== Your task ==
The copy you return must match the listing word for word and carry no pictures.

== Records for the task ==
=== Begin Enclosure ===

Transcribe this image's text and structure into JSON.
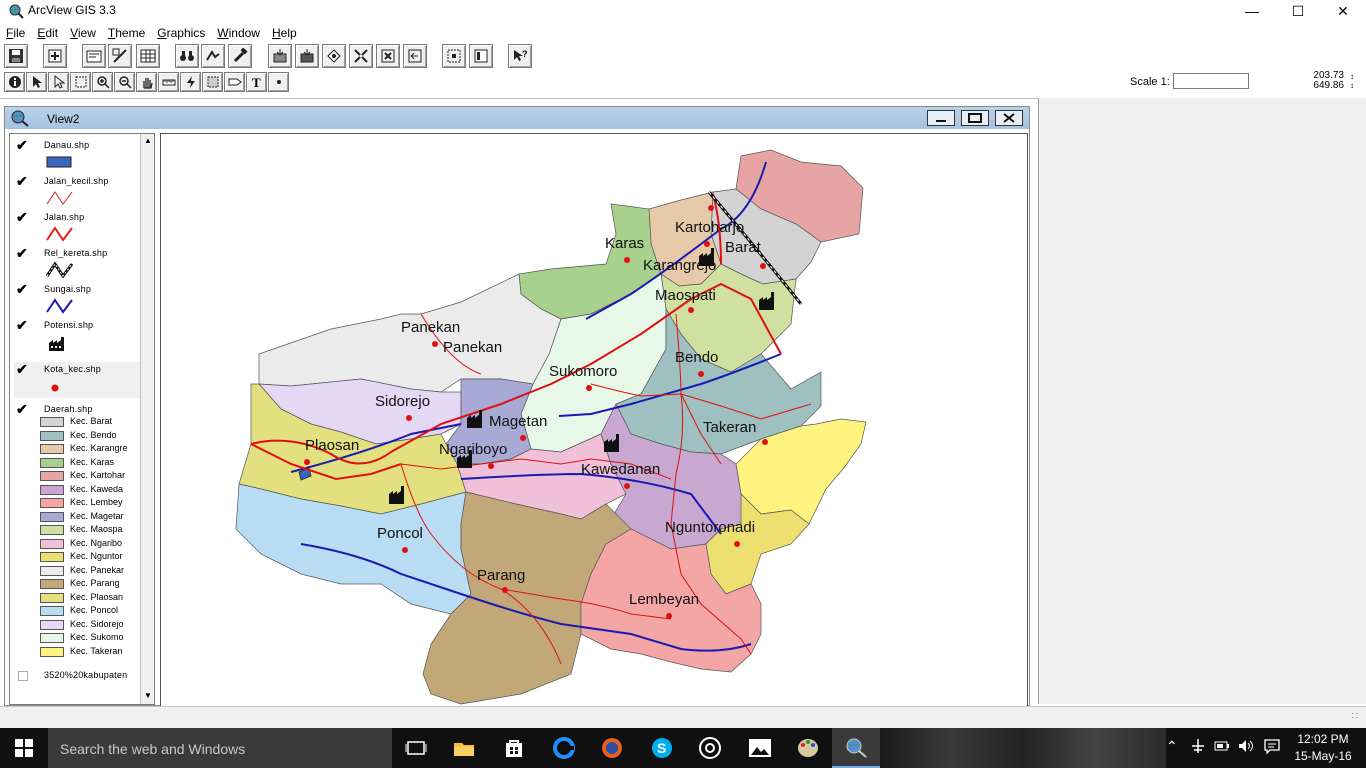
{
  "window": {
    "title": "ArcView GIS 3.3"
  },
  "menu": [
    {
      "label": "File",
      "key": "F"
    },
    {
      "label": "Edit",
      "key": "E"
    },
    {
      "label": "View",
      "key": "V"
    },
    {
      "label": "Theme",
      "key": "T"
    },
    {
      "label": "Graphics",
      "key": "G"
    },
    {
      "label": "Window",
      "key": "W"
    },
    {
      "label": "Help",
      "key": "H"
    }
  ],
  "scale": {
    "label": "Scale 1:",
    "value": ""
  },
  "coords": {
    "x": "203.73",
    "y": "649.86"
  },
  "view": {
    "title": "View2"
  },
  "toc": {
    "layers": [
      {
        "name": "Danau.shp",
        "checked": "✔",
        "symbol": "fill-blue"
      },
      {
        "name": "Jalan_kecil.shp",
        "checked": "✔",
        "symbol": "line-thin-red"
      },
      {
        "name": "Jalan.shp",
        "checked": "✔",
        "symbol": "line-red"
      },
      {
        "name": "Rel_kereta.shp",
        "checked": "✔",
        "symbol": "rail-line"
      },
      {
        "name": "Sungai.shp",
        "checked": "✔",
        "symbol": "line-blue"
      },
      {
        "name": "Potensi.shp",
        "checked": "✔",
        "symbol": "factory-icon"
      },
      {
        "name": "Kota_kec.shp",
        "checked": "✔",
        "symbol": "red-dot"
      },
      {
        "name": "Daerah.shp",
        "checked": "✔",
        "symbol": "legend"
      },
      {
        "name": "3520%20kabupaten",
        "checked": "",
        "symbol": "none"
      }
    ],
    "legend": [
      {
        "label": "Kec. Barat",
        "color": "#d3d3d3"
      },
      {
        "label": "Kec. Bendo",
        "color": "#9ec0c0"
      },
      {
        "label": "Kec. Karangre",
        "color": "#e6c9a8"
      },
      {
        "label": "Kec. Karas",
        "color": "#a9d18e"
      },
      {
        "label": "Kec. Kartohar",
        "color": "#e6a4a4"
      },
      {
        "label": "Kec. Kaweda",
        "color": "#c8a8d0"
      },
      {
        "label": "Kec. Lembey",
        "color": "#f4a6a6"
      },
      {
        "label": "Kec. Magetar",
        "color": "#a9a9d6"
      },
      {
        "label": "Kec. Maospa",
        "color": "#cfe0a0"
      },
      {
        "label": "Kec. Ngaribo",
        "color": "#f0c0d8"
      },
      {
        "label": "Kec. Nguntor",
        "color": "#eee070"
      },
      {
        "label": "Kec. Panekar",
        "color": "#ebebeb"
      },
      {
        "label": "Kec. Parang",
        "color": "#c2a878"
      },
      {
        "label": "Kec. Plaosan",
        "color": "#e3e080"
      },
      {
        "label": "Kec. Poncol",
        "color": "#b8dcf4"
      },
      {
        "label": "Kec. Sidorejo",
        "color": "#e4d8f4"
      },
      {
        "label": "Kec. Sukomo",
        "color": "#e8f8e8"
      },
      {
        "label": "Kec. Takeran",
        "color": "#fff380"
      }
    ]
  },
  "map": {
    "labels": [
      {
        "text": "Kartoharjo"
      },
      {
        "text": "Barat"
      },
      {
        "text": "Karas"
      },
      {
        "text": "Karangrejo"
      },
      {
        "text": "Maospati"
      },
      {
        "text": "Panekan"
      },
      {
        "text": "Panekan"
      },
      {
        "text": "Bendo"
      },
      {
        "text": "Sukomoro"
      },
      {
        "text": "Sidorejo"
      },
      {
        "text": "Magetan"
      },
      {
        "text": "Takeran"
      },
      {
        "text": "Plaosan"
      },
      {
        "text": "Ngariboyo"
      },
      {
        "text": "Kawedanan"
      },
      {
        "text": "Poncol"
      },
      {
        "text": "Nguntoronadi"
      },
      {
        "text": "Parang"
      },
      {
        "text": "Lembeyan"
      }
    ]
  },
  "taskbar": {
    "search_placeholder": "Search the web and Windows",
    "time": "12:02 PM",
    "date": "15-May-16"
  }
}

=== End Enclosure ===

== Completed task ==
Transcribe this image's text and structure into JSON.
{
  "window": {
    "title": "ArcView GIS 3.3"
  },
  "menu": [
    {
      "label": "File",
      "key": "F"
    },
    {
      "label": "Edit",
      "key": "E"
    },
    {
      "label": "View",
      "key": "V"
    },
    {
      "label": "Theme",
      "key": "T"
    },
    {
      "label": "Graphics",
      "key": "G"
    },
    {
      "label": "Window",
      "key": "W"
    },
    {
      "label": "Help",
      "key": "H"
    }
  ],
  "scale": {
    "label": "Scale 1:",
    "value": ""
  },
  "coords": {
    "x": "203.73",
    "y": "649.86"
  },
  "view": {
    "title": "View2"
  },
  "toc": {
    "layers": [
      {
        "name": "Danau.shp",
        "checked": "✔",
        "symbol": "fill-blue"
      },
      {
        "name": "Jalan_kecil.shp",
        "checked": "✔",
        "symbol": "line-thin-red"
      },
      {
        "name": "Jalan.shp",
        "checked": "✔",
        "symbol": "line-red"
      },
      {
        "name": "Rel_kereta.shp",
        "checked": "✔",
        "symbol": "rail-line"
      },
      {
        "name": "Sungai.shp",
        "checked": "✔",
        "symbol": "line-blue"
      },
      {
        "name": "Potensi.shp",
        "checked": "✔",
        "symbol": "factory-icon"
      },
      {
        "name": "Kota_kec.shp",
        "checked": "✔",
        "symbol": "red-dot"
      },
      {
        "name": "Daerah.shp",
        "checked": "✔",
        "symbol": "legend"
      },
      {
        "name": "3520%20kabupaten",
        "checked": "",
        "symbol": "none"
      }
    ],
    "legend": [
      {
        "label": "Kec. Barat",
        "color": "#d3d3d3"
      },
      {
        "label": "Kec. Bendo",
        "color": "#9ec0c0"
      },
      {
        "label": "Kec. Karangre",
        "color": "#e6c9a8"
      },
      {
        "label": "Kec. Karas",
        "color": "#a9d18e"
      },
      {
        "label": "Kec. Kartohar",
        "color": "#e6a4a4"
      },
      {
        "label": "Kec. Kaweda",
        "color": "#c8a8d0"
      },
      {
        "label": "Kec. Lembey",
        "color": "#f4a6a6"
      },
      {
        "label": "Kec. Magetar",
        "color": "#a9a9d6"
      },
      {
        "label": "Kec. Maospa",
        "color": "#cfe0a0"
      },
      {
        "label": "Kec. Ngaribo",
        "color": "#f0c0d8"
      },
      {
        "label": "Kec. Nguntor",
        "color": "#eee070"
      },
      {
        "label": "Kec. Panekar",
        "color": "#ebebeb"
      },
      {
        "label": "Kec. Parang",
        "color": "#c2a878"
      },
      {
        "label": "Kec. Plaosan",
        "color": "#e3e080"
      },
      {
        "label": "Kec. Poncol",
        "color": "#b8dcf4"
      },
      {
        "label": "Kec. Sidorejo",
        "color": "#e4d8f4"
      },
      {
        "label": "Kec. Sukomo",
        "color": "#e8f8e8"
      },
      {
        "label": "Kec. Takeran",
        "color": "#fff380"
      }
    ]
  },
  "map": {
    "labels": [
      {
        "text": "Kartoharjo"
      },
      {
        "text": "Barat"
      },
      {
        "text": "Karas"
      },
      {
        "text": "Karangrejo"
      },
      {
        "text": "Maospati"
      },
      {
        "text": "Panekan"
      },
      {
        "text": "Panekan"
      },
      {
        "text": "Bendo"
      },
      {
        "text": "Sukomoro"
      },
      {
        "text": "Sidorejo"
      },
      {
        "text": "Magetan"
      },
      {
        "text": "Takeran"
      },
      {
        "text": "Plaosan"
      },
      {
        "text": "Ngariboyo"
      },
      {
        "text": "Kawedanan"
      },
      {
        "text": "Poncol"
      },
      {
        "text": "Nguntoronadi"
      },
      {
        "text": "Parang"
      },
      {
        "text": "Lembeyan"
      }
    ]
  },
  "taskbar": {
    "search_placeholder": "Search the web and Windows",
    "time": "12:02 PM",
    "date": "15-May-16"
  }
}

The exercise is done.